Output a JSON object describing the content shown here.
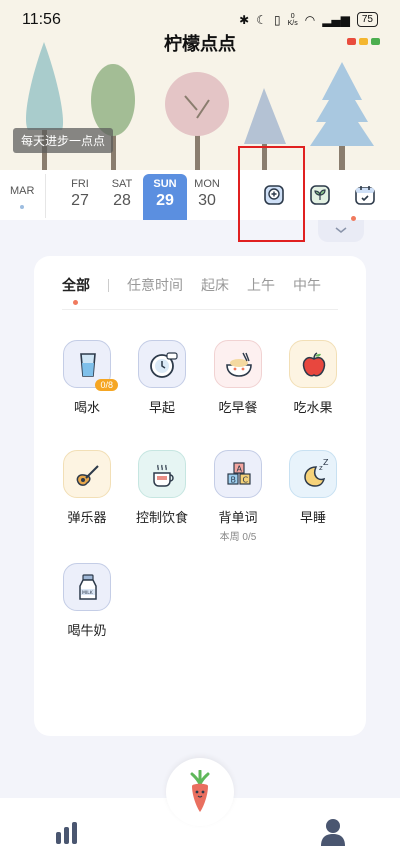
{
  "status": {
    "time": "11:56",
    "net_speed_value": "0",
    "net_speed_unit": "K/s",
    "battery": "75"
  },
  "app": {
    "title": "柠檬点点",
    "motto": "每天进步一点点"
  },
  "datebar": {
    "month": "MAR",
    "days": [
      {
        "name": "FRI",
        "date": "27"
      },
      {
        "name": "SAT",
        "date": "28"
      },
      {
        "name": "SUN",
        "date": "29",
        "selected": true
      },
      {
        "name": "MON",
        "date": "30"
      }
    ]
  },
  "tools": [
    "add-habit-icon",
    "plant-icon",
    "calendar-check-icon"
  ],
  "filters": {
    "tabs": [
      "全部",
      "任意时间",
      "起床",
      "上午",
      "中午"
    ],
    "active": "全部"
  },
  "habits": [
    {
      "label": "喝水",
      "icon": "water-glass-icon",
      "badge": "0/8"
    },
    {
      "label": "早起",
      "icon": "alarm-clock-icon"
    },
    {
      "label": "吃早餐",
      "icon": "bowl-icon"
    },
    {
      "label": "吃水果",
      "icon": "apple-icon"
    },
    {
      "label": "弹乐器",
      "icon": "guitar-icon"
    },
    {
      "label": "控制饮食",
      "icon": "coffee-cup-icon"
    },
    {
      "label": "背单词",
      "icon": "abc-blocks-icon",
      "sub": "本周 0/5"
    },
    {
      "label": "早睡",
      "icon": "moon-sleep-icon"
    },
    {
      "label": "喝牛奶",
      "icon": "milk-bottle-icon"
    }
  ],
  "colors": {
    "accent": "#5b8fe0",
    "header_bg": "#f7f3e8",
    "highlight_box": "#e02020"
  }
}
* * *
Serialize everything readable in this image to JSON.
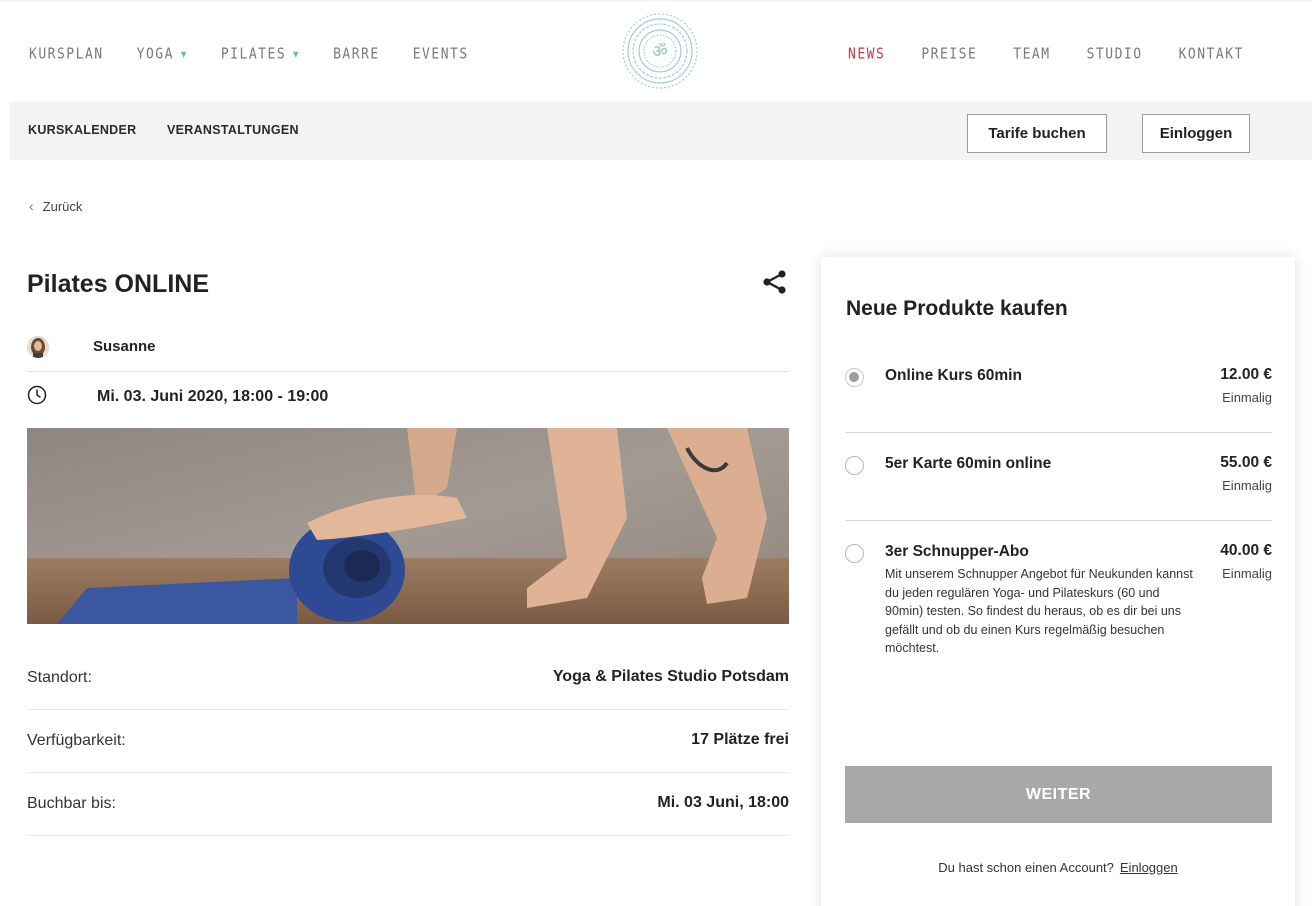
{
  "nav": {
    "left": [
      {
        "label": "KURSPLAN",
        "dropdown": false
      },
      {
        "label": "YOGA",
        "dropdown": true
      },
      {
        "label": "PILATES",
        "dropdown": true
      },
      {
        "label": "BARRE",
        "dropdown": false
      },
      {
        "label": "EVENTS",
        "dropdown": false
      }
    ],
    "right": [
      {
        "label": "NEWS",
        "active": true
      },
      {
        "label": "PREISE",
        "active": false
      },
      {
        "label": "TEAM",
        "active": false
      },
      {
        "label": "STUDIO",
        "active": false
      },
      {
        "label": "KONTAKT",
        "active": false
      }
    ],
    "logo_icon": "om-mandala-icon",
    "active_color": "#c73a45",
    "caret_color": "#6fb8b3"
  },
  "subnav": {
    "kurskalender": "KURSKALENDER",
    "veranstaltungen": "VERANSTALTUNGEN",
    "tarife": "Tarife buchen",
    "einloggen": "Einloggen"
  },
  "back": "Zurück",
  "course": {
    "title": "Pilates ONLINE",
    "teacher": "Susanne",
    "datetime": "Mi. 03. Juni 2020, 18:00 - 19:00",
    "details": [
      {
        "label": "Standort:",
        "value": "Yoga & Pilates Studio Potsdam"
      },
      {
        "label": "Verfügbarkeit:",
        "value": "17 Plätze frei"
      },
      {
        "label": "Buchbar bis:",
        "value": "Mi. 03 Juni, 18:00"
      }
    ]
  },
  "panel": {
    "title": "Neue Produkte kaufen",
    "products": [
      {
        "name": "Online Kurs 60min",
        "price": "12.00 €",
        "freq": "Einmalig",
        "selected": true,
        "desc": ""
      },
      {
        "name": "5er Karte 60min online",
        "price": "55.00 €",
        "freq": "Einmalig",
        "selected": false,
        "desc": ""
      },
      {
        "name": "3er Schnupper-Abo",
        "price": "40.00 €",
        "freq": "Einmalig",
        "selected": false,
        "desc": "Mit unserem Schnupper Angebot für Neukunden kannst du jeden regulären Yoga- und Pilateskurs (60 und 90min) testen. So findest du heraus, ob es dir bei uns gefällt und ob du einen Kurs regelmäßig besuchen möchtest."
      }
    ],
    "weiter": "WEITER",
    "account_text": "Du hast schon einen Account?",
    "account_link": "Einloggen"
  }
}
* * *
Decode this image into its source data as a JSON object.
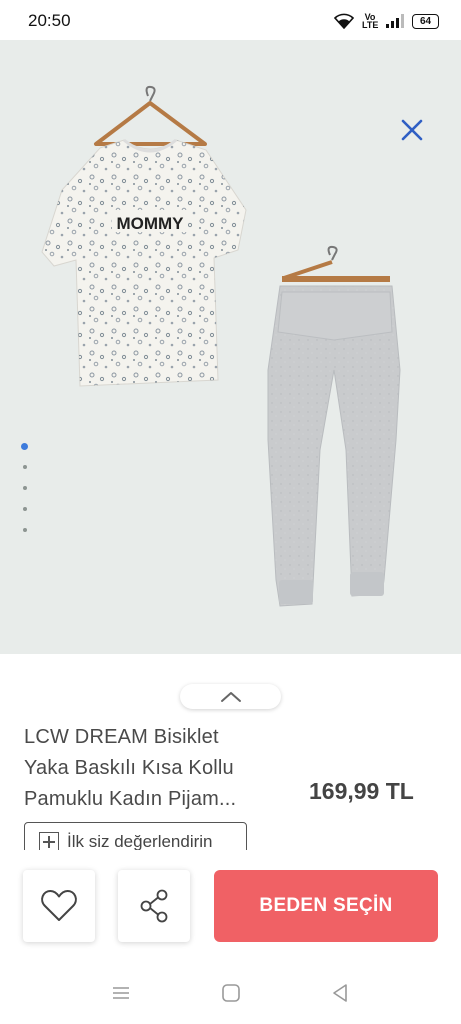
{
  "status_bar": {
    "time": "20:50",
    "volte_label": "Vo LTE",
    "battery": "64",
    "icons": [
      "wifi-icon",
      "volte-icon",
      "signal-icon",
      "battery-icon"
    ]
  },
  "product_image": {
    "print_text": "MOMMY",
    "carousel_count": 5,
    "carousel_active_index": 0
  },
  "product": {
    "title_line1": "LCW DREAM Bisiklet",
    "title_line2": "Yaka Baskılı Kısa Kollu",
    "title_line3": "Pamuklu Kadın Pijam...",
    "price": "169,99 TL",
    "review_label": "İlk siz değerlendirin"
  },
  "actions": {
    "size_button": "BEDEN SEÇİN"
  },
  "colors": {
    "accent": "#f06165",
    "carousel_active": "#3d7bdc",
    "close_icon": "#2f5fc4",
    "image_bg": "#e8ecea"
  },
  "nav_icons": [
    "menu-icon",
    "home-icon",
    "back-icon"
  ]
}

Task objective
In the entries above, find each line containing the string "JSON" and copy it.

Solved exercise
Output a JSON object describing the content shown here.
Serialize everything readable in this image to JSON.
Decode this image into its source data as a JSON object.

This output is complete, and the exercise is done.